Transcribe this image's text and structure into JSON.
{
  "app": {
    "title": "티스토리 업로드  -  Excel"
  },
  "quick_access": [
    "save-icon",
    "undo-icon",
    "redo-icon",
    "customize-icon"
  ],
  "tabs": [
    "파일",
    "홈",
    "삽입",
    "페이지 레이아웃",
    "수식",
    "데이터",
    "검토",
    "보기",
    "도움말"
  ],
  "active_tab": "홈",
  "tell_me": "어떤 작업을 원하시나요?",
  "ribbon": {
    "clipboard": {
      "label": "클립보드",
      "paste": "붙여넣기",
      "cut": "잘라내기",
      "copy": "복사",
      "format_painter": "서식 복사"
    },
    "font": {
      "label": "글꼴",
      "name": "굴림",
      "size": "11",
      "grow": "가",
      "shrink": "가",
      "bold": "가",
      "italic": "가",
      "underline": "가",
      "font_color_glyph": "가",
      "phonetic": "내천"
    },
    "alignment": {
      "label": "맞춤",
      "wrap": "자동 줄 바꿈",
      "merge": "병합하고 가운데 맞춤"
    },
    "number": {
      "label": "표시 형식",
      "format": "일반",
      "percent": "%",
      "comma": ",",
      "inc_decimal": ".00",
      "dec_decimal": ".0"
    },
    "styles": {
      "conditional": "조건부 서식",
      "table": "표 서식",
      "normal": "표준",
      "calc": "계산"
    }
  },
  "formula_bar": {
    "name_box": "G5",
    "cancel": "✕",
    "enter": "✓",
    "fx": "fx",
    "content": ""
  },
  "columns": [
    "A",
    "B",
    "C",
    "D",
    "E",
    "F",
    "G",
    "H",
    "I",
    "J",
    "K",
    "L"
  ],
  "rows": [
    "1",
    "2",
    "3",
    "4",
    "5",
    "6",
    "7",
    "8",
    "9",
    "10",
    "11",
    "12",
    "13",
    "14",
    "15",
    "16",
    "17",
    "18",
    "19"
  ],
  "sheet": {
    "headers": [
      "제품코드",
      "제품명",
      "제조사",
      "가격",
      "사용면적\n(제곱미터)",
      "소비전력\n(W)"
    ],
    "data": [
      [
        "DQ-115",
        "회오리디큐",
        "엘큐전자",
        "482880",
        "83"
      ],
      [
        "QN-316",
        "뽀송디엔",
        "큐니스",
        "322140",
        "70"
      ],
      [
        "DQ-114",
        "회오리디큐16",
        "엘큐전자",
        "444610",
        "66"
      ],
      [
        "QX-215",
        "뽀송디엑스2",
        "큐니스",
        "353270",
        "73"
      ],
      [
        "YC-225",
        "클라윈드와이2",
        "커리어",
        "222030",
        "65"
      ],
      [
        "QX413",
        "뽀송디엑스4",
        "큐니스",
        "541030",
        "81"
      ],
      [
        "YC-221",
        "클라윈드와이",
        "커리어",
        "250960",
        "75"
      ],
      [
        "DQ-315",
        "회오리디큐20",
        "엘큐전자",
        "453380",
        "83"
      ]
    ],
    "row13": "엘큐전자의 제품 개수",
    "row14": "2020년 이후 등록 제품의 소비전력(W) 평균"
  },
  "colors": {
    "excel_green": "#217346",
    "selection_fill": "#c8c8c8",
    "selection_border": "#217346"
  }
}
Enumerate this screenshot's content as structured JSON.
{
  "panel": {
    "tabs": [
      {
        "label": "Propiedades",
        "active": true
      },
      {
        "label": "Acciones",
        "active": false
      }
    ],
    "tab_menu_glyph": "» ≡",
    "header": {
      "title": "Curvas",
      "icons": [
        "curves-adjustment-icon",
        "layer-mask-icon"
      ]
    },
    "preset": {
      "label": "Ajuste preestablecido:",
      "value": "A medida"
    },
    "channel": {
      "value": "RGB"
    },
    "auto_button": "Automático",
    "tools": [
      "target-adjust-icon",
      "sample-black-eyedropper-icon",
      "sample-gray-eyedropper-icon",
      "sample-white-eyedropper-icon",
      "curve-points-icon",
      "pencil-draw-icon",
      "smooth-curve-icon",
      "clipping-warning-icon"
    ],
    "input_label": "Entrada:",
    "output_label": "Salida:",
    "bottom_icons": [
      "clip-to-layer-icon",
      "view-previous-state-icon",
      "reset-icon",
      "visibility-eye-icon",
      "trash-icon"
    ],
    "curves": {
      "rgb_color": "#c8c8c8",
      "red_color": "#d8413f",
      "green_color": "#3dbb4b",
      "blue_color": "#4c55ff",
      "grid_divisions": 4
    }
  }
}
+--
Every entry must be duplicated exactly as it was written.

Transcribe this image's text and structure into JSON.
{
  "app": {
    "title": "티스토리 업로드  -  Excel"
  },
  "quick_access": [
    "save-icon",
    "undo-icon",
    "redo-icon",
    "customize-icon"
  ],
  "tabs": [
    "파일",
    "홈",
    "삽입",
    "페이지 레이아웃",
    "수식",
    "데이터",
    "검토",
    "보기",
    "도움말"
  ],
  "active_tab": "홈",
  "tell_me": "어떤 작업을 원하시나요?",
  "ribbon": {
    "clipboard": {
      "label": "클립보드",
      "paste": "붙여넣기",
      "cut": "잘라내기",
      "copy": "복사",
      "format_painter": "서식 복사"
    },
    "font": {
      "label": "글꼴",
      "name": "굴림",
      "size": "11",
      "grow": "가",
      "shrink": "가",
      "bold": "가",
      "italic": "가",
      "underline": "가",
      "font_color_glyph": "가",
      "phonetic": "내천"
    },
    "alignment": {
      "label": "맞춤",
      "wrap": "자동 줄 바꿈",
      "merge": "병합하고 가운데 맞춤"
    },
    "number": {
      "label": "표시 형식",
      "format": "일반",
      "percent": "%",
      "comma": ",",
      "inc_decimal": ".00",
      "dec_decimal": ".0"
    },
    "styles": {
      "conditional": "조건부 서식",
      "table": "표 서식",
      "normal": "표준",
      "calc": "계산"
    }
  },
  "formula_bar": {
    "name_box": "G5",
    "cancel": "✕",
    "enter": "✓",
    "fx": "fx",
    "content": ""
  },
  "columns": [
    "A",
    "B",
    "C",
    "D",
    "E",
    "F",
    "G",
    "H",
    "I",
    "J",
    "K",
    "L"
  ],
  "rows": [
    "1",
    "2",
    "3",
    "4",
    "5",
    "6",
    "7",
    "8",
    "9",
    "10",
    "11",
    "12",
    "13",
    "14",
    "15",
    "16",
    "17",
    "18",
    "19"
  ],
  "sheet": {
    "headers": [
      "제품코드",
      "제품명",
      "제조사",
      "가격",
      "사용면적\n(제곱미터)",
      "소비전력\n(W)"
    ],
    "data": [
      [
        "DQ-115",
        "회오리디큐",
        "엘큐전자",
        "482880",
        "83"
      ],
      [
        "QN-316",
        "뽀송디엔",
        "큐니스",
        "322140",
        "70"
      ],
      [
        "DQ-114",
        "회오리디큐16",
        "엘큐전자",
        "444610",
        "66"
      ],
      [
        "QX-215",
        "뽀송디엑스2",
        "큐니스",
        "353270",
        "73"
      ],
      [
        "YC-225",
        "클라윈드와이2",
        "커리어",
        "222030",
        "65"
      ],
      [
        "QX413",
        "뽀송디엑스4",
        "큐니스",
        "541030",
        "81"
      ],
      [
        "YC-221",
        "클라윈드와이",
        "커리어",
        "250960",
        "75"
      ],
      [
        "DQ-315",
        "회오리디큐20",
        "엘큐전자",
        "453380",
        "83"
      ]
    ],
    "row13": "엘큐전자의 제품 개수",
    "row14": "2020년 이후 등록 제품의 소비전력(W) 평균"
  },
  "colors": {
    "excel_green": "#217346",
    "selection_fill": "#c8c8c8",
    "selection_border": "#217346"
  }
}
Enumerate this screenshot's content as structured JSON.
{
  "panel": {
    "tabs": [
      {
        "label": "Propiedades",
        "active": true
      },
      {
        "label": "Acciones",
        "active": false
      }
    ],
    "tab_menu_glyph": "» ≡",
    "header": {
      "title": "Curvas",
      "icons": [
        "curves-adjustment-icon",
        "layer-mask-icon"
      ]
    },
    "preset": {
      "label": "Ajuste preestablecido:",
      "value": "A medida"
    },
    "channel": {
      "value": "RGB"
    },
    "auto_button": "Automático",
    "tools": [
      "target-adjust-icon",
      "sample-black-eyedropper-icon",
      "sample-gray-eyedropper-icon",
      "sample-white-eyedropper-icon",
      "curve-points-icon",
      "pencil-draw-icon",
      "smooth-curve-icon",
      "clipping-warning-icon"
    ],
    "input_label": "Entrada:",
    "output_label": "Salida:",
    "bottom_icons": [
      "clip-to-layer-icon",
      "view-previous-state-icon",
      "reset-icon",
      "visibility-eye-icon",
      "trash-icon"
    ],
    "curves": {
      "rgb_color": "#c8c8c8",
      "red_color": "#d8413f",
      "green_color": "#3dbb4b",
      "blue_color": "#4c55ff",
      "grid_divisions": 4
    }
  }
}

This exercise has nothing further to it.